Thesis or dissertation
Date of this Version
Reports indicate that a mental health crisis of epidemic proportions continues to grow within the US college student population. More than twenty five percent of today’s US college students struggle with anxiety, depression, and other mental health issues (Eisenberg & Ketchen Lipson, 2019). The COVID-19 pandemic changed life on college campuses for the entire 2020-2021 academic year. To date, little is known about the impact of COVID-19 on the average US college student’s experience and well-being. The following exploratory study seeks to understand the impact of COVID-19 on US college students, identify what tools and resources are accessible to them through their colleges, and discover what additional support they would utilize if accessible. This study begins with a literature review focused on the field of positive psychology, including an overview of its principal goals and methodology. The study then moves to analysis of a self- report survey of 124 US college students using descriptive statistics and qualitative analysis. The qualitative and quantitative analyses are supported with professor and student feedback. Finally, this study takes a closer look at the state of well-being curriculum in US colleges today. Drawing on prior research in positive psychology and the results of the self-report survey of US college students, this study highlights the promising role of a positive psychology course (Russo-Netzer, & Ben-Shahar, 2011) as a potential solution to improve student well-being. A semester long course curriculum is proposed for US colleges to adopt in their pursuit toward helping students thrive.

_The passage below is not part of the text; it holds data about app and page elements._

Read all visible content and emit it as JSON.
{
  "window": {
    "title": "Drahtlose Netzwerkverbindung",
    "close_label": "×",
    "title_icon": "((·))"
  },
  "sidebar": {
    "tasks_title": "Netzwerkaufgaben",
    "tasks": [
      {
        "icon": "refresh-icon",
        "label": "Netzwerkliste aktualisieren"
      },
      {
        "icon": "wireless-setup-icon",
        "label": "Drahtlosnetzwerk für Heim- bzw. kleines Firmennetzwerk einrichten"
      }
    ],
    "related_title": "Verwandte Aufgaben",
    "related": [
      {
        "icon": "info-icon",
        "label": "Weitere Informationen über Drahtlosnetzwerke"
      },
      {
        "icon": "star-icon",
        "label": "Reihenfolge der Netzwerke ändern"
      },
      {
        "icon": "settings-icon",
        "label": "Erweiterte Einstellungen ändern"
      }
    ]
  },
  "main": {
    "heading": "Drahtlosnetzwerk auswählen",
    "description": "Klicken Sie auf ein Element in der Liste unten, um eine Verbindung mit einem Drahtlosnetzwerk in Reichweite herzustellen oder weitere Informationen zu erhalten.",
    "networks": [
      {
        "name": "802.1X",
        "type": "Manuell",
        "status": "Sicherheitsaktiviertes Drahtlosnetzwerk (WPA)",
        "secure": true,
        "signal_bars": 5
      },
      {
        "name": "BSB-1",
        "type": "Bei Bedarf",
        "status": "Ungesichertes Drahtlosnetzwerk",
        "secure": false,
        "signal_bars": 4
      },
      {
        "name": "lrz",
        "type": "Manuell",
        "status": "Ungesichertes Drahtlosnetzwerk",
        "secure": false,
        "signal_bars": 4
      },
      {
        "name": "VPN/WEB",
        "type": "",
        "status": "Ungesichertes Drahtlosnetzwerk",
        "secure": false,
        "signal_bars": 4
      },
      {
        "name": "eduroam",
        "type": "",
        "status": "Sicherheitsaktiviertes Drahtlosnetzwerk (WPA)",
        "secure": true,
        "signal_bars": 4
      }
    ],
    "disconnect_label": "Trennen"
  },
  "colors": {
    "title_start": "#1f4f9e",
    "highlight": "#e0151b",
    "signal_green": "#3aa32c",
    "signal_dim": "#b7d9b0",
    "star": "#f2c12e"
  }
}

college, COVID-19, positive psychology, curriculum, student, well-being, university
College Student Well-Being
Date Posted: 11 August 2021